This is great, thanks Lara! I really want more plants in my bed and bath but it’s on the north facing side of my home and gets very little light except on the edge of my soaking tub. The front half of the house gets great light but are my kids’ windows and then my front room with no ledge or table to put them on! I like the plants on your bookshelves – do you rotate plants from location to location to give them opportunities for different light? My kitchen windowsill is also north facing and gets good indirect light all day and then bright afternoon direct light. My succulents live there and get very leggy. Doesn’t help that most winter is overcast here in the NW. can you talk about repotting when they start to grow bigger than when you bought them?
I killed my orchid but would like to try one again. I have your classic succulents from IKEA (which I have been having fun propagating over the last 3 years), an aloe that when I gave it some fertilizer sprouted 50 new arms and looks like a crazy hairdo (maybe there are more individual baby plants I could repot???), a small snake plant that I think has a sibling I could transfer to another container, and a small palm like plant that I think has gotten rootbound! Time for some tlc. Thanks for being so Inspiring! I love the color and freshness your pictures capture. I like how you name them, too.
Hi! I do sometimes rotate plants around in different seasons (mostly between fall and winter and then back again after winter) because the light changes dramatically here. And I most definitely repot things from time to time. If a plant keeps growing so big I need to prune it, I will consider repotting. I’m no expert though! For succulents that get leggy, it’s usually because they are seeking light and it’s perfectly okay to prune them and use the cuttings to make new plants. : )

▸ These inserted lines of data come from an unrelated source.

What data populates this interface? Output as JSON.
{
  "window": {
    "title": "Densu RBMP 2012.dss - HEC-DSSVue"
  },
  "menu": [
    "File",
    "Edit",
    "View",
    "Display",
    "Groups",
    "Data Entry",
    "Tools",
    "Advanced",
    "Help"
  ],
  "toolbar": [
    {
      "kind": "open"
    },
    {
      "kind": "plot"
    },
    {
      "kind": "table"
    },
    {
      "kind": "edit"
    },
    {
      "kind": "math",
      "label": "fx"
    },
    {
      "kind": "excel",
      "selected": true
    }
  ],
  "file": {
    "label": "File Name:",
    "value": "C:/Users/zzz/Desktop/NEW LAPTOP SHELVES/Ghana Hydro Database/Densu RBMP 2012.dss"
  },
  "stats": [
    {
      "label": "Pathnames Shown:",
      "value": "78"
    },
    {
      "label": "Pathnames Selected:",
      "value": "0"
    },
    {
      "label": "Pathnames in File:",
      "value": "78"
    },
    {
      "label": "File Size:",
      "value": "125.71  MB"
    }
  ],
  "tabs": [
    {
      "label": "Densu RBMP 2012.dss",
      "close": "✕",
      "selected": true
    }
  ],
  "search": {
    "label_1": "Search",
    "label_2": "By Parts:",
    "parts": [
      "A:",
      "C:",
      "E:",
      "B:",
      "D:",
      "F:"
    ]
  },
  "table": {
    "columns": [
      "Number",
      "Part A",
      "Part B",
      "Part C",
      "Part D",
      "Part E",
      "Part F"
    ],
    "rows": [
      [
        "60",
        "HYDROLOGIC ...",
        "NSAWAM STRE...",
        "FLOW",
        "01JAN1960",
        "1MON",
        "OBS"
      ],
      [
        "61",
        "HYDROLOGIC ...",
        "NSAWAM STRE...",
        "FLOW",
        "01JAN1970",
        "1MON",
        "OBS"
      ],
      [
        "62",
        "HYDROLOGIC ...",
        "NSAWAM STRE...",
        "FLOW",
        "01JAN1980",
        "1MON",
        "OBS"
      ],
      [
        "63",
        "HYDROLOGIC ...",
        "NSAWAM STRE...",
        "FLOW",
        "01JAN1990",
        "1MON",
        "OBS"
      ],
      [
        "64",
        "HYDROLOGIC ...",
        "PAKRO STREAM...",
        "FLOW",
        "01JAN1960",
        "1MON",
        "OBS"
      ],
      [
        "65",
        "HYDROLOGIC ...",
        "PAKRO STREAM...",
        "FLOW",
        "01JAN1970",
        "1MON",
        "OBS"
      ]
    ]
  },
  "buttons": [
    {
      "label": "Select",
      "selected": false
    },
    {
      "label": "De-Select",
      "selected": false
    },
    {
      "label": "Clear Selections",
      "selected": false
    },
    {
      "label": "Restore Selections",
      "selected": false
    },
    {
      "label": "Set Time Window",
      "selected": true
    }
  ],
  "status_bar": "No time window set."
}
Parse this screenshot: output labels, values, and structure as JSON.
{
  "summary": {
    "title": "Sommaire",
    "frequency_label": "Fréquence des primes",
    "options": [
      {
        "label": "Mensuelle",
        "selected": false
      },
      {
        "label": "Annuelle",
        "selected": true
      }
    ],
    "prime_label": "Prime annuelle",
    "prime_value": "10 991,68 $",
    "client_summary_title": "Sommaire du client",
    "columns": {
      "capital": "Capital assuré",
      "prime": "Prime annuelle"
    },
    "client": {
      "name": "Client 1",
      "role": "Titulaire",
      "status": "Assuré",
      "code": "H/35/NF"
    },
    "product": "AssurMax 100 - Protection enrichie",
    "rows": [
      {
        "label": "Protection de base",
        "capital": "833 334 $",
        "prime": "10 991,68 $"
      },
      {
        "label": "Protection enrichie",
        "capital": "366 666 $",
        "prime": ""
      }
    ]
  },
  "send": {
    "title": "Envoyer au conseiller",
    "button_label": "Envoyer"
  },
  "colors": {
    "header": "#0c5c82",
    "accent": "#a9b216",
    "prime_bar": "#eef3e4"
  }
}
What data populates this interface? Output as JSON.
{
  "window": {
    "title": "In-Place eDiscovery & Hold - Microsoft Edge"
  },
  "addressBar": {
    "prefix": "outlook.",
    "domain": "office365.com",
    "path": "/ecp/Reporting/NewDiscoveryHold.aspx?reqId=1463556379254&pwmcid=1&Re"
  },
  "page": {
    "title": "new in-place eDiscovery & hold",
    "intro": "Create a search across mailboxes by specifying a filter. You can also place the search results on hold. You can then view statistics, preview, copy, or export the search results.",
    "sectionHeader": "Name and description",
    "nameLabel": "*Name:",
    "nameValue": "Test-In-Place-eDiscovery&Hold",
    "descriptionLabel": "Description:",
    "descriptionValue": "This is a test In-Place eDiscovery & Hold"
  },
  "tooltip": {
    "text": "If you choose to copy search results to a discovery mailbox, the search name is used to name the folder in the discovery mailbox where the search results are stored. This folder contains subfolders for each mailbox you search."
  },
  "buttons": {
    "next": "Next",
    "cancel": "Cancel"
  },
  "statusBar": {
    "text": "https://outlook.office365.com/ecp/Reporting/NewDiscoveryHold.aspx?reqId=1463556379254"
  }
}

Janneke! You are the winner of the houseplant giveaway! Send me your info to LaraCasey.com/giveaway-winner and I will get it to you! : )
Oh yay! Thank you, Lara! Since this post I repotted my palm. I’m excited for a new plant!
Thank you so much for such wonderful tips! I bet they will definitely come in handy. 🙂
I’ve just recently started a mini succulent garden and have a new scheflerra that reminds me of my Momma. They make me smile every time I see them. 😁
I don’t have many houseplants, as my cats will eat them. I do have a “mother of millions” that came from a dear neighbor when we moved a few years ago that I’ve managed to keep alive and healthy.
Long time plant lover moves to house with huge sunroom. Goes crazy! My husband does a count from time to time. We’re up to 78 and counting.
I moved three huge old timers that I’ve had for 40 years or more. There’s a ton of root pruning in my future,
Loved your article and I am happy to buy your book. Thanks
Lara, Metrolina Greenhouses is definitely worth your time and the trip! The VanWingerden’s story is truly special and inspiring. The property is beautiful and it is amazing how many plants they produce. I hope that this inspires you to make a trip happen and that you have a wonderful time!